▶ WORK TO COMPLETE: All of the data should be repeated exactly; pictures are not part of the copy.

Dataset excerpts
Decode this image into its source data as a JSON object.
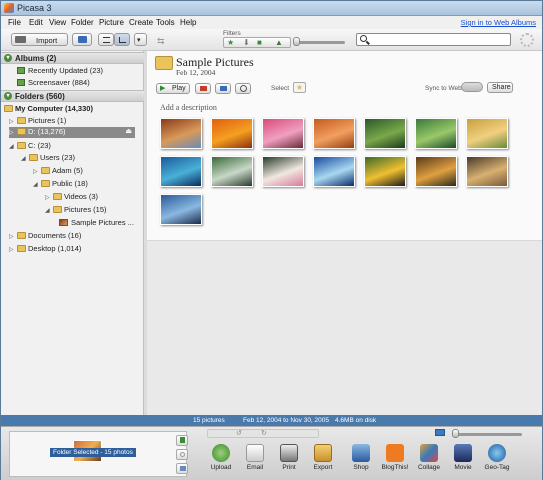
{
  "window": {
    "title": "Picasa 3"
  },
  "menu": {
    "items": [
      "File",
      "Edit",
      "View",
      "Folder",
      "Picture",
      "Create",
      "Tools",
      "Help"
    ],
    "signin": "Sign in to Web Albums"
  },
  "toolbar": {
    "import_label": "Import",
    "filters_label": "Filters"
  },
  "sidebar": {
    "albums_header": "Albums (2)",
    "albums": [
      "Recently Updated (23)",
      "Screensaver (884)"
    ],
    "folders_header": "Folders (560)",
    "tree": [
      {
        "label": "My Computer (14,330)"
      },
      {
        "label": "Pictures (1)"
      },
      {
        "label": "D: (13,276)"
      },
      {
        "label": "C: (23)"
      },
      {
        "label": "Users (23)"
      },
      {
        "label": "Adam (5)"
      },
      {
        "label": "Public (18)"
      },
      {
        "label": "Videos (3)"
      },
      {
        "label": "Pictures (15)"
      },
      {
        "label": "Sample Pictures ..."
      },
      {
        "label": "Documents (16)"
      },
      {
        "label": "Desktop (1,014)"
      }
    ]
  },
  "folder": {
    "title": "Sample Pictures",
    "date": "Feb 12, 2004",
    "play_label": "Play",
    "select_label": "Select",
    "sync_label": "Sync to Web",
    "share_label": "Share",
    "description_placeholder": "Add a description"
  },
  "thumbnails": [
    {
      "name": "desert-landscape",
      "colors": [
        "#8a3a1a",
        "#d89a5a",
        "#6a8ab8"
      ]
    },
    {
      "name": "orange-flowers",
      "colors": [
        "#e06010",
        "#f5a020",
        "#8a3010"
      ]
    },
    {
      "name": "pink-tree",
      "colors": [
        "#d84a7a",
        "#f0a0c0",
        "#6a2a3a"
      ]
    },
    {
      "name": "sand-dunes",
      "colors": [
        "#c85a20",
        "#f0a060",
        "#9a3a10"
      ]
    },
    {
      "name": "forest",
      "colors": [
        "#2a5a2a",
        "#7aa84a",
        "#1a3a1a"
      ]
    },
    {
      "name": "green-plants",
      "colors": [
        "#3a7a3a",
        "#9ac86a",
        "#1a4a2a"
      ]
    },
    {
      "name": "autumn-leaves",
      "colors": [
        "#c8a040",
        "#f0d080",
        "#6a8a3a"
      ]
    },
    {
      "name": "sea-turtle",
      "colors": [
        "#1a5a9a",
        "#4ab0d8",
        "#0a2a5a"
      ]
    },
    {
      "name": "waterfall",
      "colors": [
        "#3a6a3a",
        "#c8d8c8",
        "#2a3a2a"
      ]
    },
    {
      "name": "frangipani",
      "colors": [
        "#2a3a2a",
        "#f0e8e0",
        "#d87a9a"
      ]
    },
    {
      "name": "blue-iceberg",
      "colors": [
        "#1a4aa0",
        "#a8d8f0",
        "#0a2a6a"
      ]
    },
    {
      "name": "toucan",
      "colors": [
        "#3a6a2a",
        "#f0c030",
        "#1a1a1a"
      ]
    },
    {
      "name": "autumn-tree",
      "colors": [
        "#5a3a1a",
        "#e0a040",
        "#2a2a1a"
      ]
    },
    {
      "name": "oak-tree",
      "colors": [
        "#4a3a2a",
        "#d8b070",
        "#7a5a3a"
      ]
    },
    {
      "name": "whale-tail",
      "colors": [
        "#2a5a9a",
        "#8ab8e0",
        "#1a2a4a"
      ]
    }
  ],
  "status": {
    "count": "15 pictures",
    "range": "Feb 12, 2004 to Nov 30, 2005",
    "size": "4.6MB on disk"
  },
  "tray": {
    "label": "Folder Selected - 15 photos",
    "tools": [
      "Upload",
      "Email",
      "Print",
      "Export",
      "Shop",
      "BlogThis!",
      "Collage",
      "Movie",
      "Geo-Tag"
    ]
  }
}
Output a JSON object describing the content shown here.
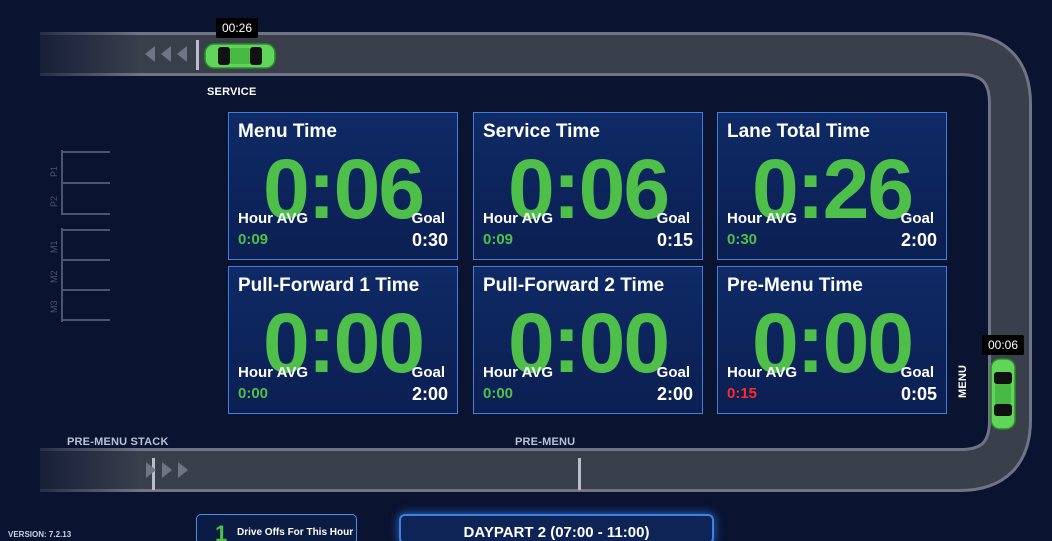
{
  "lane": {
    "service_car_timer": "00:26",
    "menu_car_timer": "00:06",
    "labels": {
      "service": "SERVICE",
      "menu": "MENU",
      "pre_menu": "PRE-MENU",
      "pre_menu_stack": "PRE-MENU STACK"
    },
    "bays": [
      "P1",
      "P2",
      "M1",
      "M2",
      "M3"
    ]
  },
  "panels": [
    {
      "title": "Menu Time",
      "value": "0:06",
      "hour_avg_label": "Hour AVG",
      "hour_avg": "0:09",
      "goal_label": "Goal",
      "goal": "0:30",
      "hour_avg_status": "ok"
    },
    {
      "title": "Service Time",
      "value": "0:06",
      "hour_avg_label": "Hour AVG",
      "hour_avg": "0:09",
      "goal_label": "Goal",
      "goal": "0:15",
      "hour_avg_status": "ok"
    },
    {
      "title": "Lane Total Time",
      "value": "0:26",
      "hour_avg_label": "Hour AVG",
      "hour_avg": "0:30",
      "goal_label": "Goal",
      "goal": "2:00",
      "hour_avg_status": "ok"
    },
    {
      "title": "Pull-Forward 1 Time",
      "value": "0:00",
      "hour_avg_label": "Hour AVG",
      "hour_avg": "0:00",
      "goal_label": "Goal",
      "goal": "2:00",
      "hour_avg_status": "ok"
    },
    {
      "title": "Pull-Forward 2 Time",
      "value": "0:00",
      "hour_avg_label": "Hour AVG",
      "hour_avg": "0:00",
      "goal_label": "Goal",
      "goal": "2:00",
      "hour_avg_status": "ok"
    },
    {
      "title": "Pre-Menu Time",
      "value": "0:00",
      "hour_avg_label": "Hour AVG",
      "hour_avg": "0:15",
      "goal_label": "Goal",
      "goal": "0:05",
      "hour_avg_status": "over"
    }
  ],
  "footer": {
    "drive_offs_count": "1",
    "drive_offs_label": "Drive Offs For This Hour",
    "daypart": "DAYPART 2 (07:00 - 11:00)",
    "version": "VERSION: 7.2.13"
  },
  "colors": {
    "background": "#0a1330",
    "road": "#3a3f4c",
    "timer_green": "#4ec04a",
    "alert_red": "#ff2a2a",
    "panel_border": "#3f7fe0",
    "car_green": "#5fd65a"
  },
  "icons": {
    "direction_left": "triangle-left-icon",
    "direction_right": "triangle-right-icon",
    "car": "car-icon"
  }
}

▶ YOUR SOLUTION:
Decode this image into its source data as a JSON object.
{
  "window": {
    "title": "Picasa 3"
  },
  "menu": {
    "items": [
      "File",
      "Edit",
      "View",
      "Folder",
      "Picture",
      "Create",
      "Tools",
      "Help"
    ],
    "signin": "Sign in to Web Albums"
  },
  "toolbar": {
    "import_label": "Import",
    "filters_label": "Filters"
  },
  "sidebar": {
    "albums_header": "Albums (2)",
    "albums": [
      "Recently Updated (23)",
      "Screensaver (884)"
    ],
    "folders_header": "Folders (560)",
    "tree": [
      {
        "label": "My Computer (14,330)"
      },
      {
        "label": "Pictures (1)"
      },
      {
        "label": "D: (13,276)"
      },
      {
        "label": "C: (23)"
      },
      {
        "label": "Users (23)"
      },
      {
        "label": "Adam (5)"
      },
      {
        "label": "Public (18)"
      },
      {
        "label": "Videos (3)"
      },
      {
        "label": "Pictures (15)"
      },
      {
        "label": "Sample Pictures ..."
      },
      {
        "label": "Documents (16)"
      },
      {
        "label": "Desktop (1,014)"
      }
    ]
  },
  "folder": {
    "title": "Sample Pictures",
    "date": "Feb 12, 2004",
    "play_label": "Play",
    "select_label": "Select",
    "sync_label": "Sync to Web",
    "share_label": "Share",
    "description_placeholder": "Add a description"
  },
  "thumbnails": [
    {
      "name": "desert-landscape",
      "colors": [
        "#8a3a1a",
        "#d89a5a",
        "#6a8ab8"
      ]
    },
    {
      "name": "orange-flowers",
      "colors": [
        "#e06010",
        "#f5a020",
        "#8a3010"
      ]
    },
    {
      "name": "pink-tree",
      "colors": [
        "#d84a7a",
        "#f0a0c0",
        "#6a2a3a"
      ]
    },
    {
      "name": "sand-dunes",
      "colors": [
        "#c85a20",
        "#f0a060",
        "#9a3a10"
      ]
    },
    {
      "name": "forest",
      "colors": [
        "#2a5a2a",
        "#7aa84a",
        "#1a3a1a"
      ]
    },
    {
      "name": "green-plants",
      "colors": [
        "#3a7a3a",
        "#9ac86a",
        "#1a4a2a"
      ]
    },
    {
      "name": "autumn-leaves",
      "colors": [
        "#c8a040",
        "#f0d080",
        "#6a8a3a"
      ]
    },
    {
      "name": "sea-turtle",
      "colors": [
        "#1a5a9a",
        "#4ab0d8",
        "#0a2a5a"
      ]
    },
    {
      "name": "waterfall",
      "colors": [
        "#3a6a3a",
        "#c8d8c8",
        "#2a3a2a"
      ]
    },
    {
      "name": "frangipani",
      "colors": [
        "#2a3a2a",
        "#f0e8e0",
        "#d87a9a"
      ]
    },
    {
      "name": "blue-iceberg",
      "colors": [
        "#1a4aa0",
        "#a8d8f0",
        "#0a2a6a"
      ]
    },
    {
      "name": "toucan",
      "colors": [
        "#3a6a2a",
        "#f0c030",
        "#1a1a1a"
      ]
    },
    {
      "name": "autumn-tree",
      "colors": [
        "#5a3a1a",
        "#e0a040",
        "#2a2a1a"
      ]
    },
    {
      "name": "oak-tree",
      "colors": [
        "#4a3a2a",
        "#d8b070",
        "#7a5a3a"
      ]
    },
    {
      "name": "whale-tail",
      "colors": [
        "#2a5a9a",
        "#8ab8e0",
        "#1a2a4a"
      ]
    }
  ],
  "status": {
    "count": "15 pictures",
    "range": "Feb 12, 2004 to Nov 30, 2005",
    "size": "4.6MB on disk"
  },
  "tray": {
    "label": "Folder Selected - 15 photos",
    "tools": [
      "Upload",
      "Email",
      "Print",
      "Export",
      "Shop",
      "BlogThis!",
      "Collage",
      "Movie",
      "Geo-Tag"
    ]
  }
}
Output a JSON object describing the content shown here.
{
  "lane": {
    "service_car_timer": "00:26",
    "menu_car_timer": "00:06",
    "labels": {
      "service": "SERVICE",
      "menu": "MENU",
      "pre_menu": "PRE-MENU",
      "pre_menu_stack": "PRE-MENU STACK"
    },
    "bays": [
      "P1",
      "P2",
      "M1",
      "M2",
      "M3"
    ]
  },
  "panels": [
    {
      "title": "Menu Time",
      "value": "0:06",
      "hour_avg_label": "Hour AVG",
      "hour_avg": "0:09",
      "goal_label": "Goal",
      "goal": "0:30",
      "hour_avg_status": "ok"
    },
    {
      "title": "Service Time",
      "value": "0:06",
      "hour_avg_label": "Hour AVG",
      "hour_avg": "0:09",
      "goal_label": "Goal",
      "goal": "0:15",
      "hour_avg_status": "ok"
    },
    {
      "title": "Lane Total Time",
      "value": "0:26",
      "hour_avg_label": "Hour AVG",
      "hour_avg": "0:30",
      "goal_label": "Goal",
      "goal": "2:00",
      "hour_avg_status": "ok"
    },
    {
      "title": "Pull-Forward 1 Time",
      "value": "0:00",
      "hour_avg_label": "Hour AVG",
      "hour_avg": "0:00",
      "goal_label": "Goal",
      "goal": "2:00",
      "hour_avg_status": "ok"
    },
    {
      "title": "Pull-Forward 2 Time",
      "value": "0:00",
      "hour_avg_label": "Hour AVG",
      "hour_avg": "0:00",
      "goal_label": "Goal",
      "goal": "2:00",
      "hour_avg_status": "ok"
    },
    {
      "title": "Pre-Menu Time",
      "value": "0:00",
      "hour_avg_label": "Hour AVG",
      "hour_avg": "0:15",
      "goal_label": "Goal",
      "goal": "0:05",
      "hour_avg_status": "over"
    }
  ],
  "footer": {
    "drive_offs_count": "1",
    "drive_offs_label": "Drive Offs For This Hour",
    "daypart": "DAYPART 2 (07:00 - 11:00)",
    "version": "VERSION: 7.2.13"
  },
  "colors": {
    "background": "#0a1330",
    "road": "#3a3f4c",
    "timer_green": "#4ec04a",
    "alert_red": "#ff2a2a",
    "panel_border": "#3f7fe0",
    "car_green": "#5fd65a"
  },
  "icons": {
    "direction_left": "triangle-left-icon",
    "direction_right": "triangle-right-icon",
    "car": "car-icon"
  }
}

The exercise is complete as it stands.